WHAT IS NEEDED: The answer should contain all of the records below, each one copied word for word.

Data items
_ _ _ _ _

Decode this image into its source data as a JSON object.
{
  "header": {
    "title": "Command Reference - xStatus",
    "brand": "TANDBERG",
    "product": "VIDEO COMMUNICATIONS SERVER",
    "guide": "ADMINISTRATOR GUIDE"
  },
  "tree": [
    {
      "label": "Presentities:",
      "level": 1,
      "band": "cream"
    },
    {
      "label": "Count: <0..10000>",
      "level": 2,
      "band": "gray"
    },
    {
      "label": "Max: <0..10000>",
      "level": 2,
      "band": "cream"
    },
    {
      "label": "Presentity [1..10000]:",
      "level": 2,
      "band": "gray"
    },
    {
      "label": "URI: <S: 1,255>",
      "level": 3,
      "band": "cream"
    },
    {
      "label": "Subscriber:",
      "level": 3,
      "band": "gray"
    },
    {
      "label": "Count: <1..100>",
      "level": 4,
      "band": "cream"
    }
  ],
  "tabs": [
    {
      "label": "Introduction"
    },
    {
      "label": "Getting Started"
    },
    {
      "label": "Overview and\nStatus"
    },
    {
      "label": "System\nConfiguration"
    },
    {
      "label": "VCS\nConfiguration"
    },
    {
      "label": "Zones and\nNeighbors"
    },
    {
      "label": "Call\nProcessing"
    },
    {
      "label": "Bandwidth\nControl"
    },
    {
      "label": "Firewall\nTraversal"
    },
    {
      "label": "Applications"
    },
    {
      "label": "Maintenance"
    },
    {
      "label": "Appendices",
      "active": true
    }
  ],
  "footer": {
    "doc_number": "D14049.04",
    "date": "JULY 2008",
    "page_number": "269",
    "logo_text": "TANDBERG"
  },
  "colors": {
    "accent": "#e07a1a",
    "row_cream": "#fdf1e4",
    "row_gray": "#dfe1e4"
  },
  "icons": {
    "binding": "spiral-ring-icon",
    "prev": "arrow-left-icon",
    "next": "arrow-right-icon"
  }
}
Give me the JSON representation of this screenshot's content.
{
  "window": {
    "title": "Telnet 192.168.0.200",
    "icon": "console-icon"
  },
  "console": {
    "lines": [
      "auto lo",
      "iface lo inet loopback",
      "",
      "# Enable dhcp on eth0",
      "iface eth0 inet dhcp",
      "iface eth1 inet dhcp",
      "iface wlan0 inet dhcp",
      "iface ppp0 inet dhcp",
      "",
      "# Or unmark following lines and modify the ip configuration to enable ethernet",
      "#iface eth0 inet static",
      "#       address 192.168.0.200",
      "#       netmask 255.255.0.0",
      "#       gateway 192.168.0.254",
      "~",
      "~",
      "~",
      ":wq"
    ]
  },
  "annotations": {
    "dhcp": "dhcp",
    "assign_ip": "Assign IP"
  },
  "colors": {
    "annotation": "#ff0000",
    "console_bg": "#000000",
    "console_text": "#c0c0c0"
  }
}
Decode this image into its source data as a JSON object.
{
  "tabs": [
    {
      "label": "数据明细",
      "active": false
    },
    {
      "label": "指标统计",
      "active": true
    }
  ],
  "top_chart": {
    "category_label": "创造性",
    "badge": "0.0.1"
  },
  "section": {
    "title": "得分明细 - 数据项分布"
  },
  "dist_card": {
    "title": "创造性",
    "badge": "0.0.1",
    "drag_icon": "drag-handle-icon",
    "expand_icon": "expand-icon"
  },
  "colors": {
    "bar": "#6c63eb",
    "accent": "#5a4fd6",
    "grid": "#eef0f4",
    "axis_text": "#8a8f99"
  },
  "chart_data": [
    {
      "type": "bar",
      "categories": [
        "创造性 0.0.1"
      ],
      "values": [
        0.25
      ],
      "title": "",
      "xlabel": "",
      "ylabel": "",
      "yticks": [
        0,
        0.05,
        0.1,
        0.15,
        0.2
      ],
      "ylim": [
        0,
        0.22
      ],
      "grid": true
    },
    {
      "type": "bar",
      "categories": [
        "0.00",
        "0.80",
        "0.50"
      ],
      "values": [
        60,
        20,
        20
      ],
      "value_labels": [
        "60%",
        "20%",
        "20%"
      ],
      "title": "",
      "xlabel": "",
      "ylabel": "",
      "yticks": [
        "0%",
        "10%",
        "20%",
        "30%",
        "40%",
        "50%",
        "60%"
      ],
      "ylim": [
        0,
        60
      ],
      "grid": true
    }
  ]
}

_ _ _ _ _

EXERCISE SOLUTION:
Decode this image into its source data as a JSON object.
{
  "header": {
    "title": "Command Reference - xStatus",
    "brand": "TANDBERG",
    "product": "VIDEO COMMUNICATIONS SERVER",
    "guide": "ADMINISTRATOR GUIDE"
  },
  "tree": [
    {
      "label": "Presentities:",
      "level": 1,
      "band": "cream"
    },
    {
      "label": "Count: <0..10000>",
      "level": 2,
      "band": "gray"
    },
    {
      "label": "Max: <0..10000>",
      "level": 2,
      "band": "cream"
    },
    {
      "label": "Presentity [1..10000]:",
      "level": 2,
      "band": "gray"
    },
    {
      "label": "URI: <S: 1,255>",
      "level": 3,
      "band": "cream"
    },
    {
      "label": "Subscriber:",
      "level": 3,
      "band": "gray"
    },
    {
      "label": "Count: <1..100>",
      "level": 4,
      "band": "cream"
    }
  ],
  "tabs": [
    {
      "label": "Introduction"
    },
    {
      "label": "Getting Started"
    },
    {
      "label": "Overview and\nStatus"
    },
    {
      "label": "System\nConfiguration"
    },
    {
      "label": "VCS\nConfiguration"
    },
    {
      "label": "Zones and\nNeighbors"
    },
    {
      "label": "Call\nProcessing"
    },
    {
      "label": "Bandwidth\nControl"
    },
    {
      "label": "Firewall\nTraversal"
    },
    {
      "label": "Applications"
    },
    {
      "label": "Maintenance"
    },
    {
      "label": "Appendices",
      "active": true
    }
  ],
  "footer": {
    "doc_number": "D14049.04",
    "date": "JULY 2008",
    "page_number": "269",
    "logo_text": "TANDBERG"
  },
  "colors": {
    "accent": "#e07a1a",
    "row_cream": "#fdf1e4",
    "row_gray": "#dfe1e4"
  },
  "icons": {
    "binding": "spiral-ring-icon",
    "prev": "arrow-left-icon",
    "next": "arrow-right-icon"
  }
}
Give me the JSON representation of this screenshot's content.
{
  "window": {
    "title": "Telnet 192.168.0.200",
    "icon": "console-icon"
  },
  "console": {
    "lines": [
      "auto lo",
      "iface lo inet loopback",
      "",
      "# Enable dhcp on eth0",
      "iface eth0 inet dhcp",
      "iface eth1 inet dhcp",
      "iface wlan0 inet dhcp",
      "iface ppp0 inet dhcp",
      "",
      "# Or unmark following lines and modify the ip configuration to enable ethernet",
      "#iface eth0 inet static",
      "#       address 192.168.0.200",
      "#       netmask 255.255.0.0",
      "#       gateway 192.168.0.254",
      "~",
      "~",
      "~",
      ":wq"
    ]
  },
  "annotations": {
    "dhcp": "dhcp",
    "assign_ip": "Assign IP"
  },
  "colors": {
    "annotation": "#ff0000",
    "console_bg": "#000000",
    "console_text": "#c0c0c0"
  }
}
Decode this image into its source data as a JSON object.
{
  "tabs": [
    {
      "label": "数据明细",
      "active": false
    },
    {
      "label": "指标统计",
      "active": true
    }
  ],
  "top_chart": {
    "category_label": "创造性",
    "badge": "0.0.1"
  },
  "section": {
    "title": "得分明细 - 数据项分布"
  },
  "dist_card": {
    "title": "创造性",
    "badge": "0.0.1",
    "drag_icon": "drag-handle-icon",
    "expand_icon": "expand-icon"
  },
  "colors": {
    "bar": "#6c63eb",
    "accent": "#5a4fd6",
    "grid": "#eef0f4",
    "axis_text": "#8a8f99"
  },
  "chart_data": [
    {
      "type": "bar",
      "categories": [
        "创造性 0.0.1"
      ],
      "values": [
        0.25
      ],
      "title": "",
      "xlabel": "",
      "ylabel": "",
      "yticks": [
        0,
        0.05,
        0.1,
        0.15,
        0.2
      ],
      "ylim": [
        0,
        0.22
      ],
      "grid": true
    },
    {
      "type": "bar",
      "categories": [
        "0.00",
        "0.80",
        "0.50"
      ],
      "values": [
        60,
        20,
        20
      ],
      "value_labels": [
        "60%",
        "20%",
        "20%"
      ],
      "title": "",
      "xlabel": "",
      "ylabel": "",
      "yticks": [
        "0%",
        "10%",
        "20%",
        "30%",
        "40%",
        "50%",
        "60%"
      ],
      "ylim": [
        0,
        60
      ],
      "grid": true
    }
  ]
}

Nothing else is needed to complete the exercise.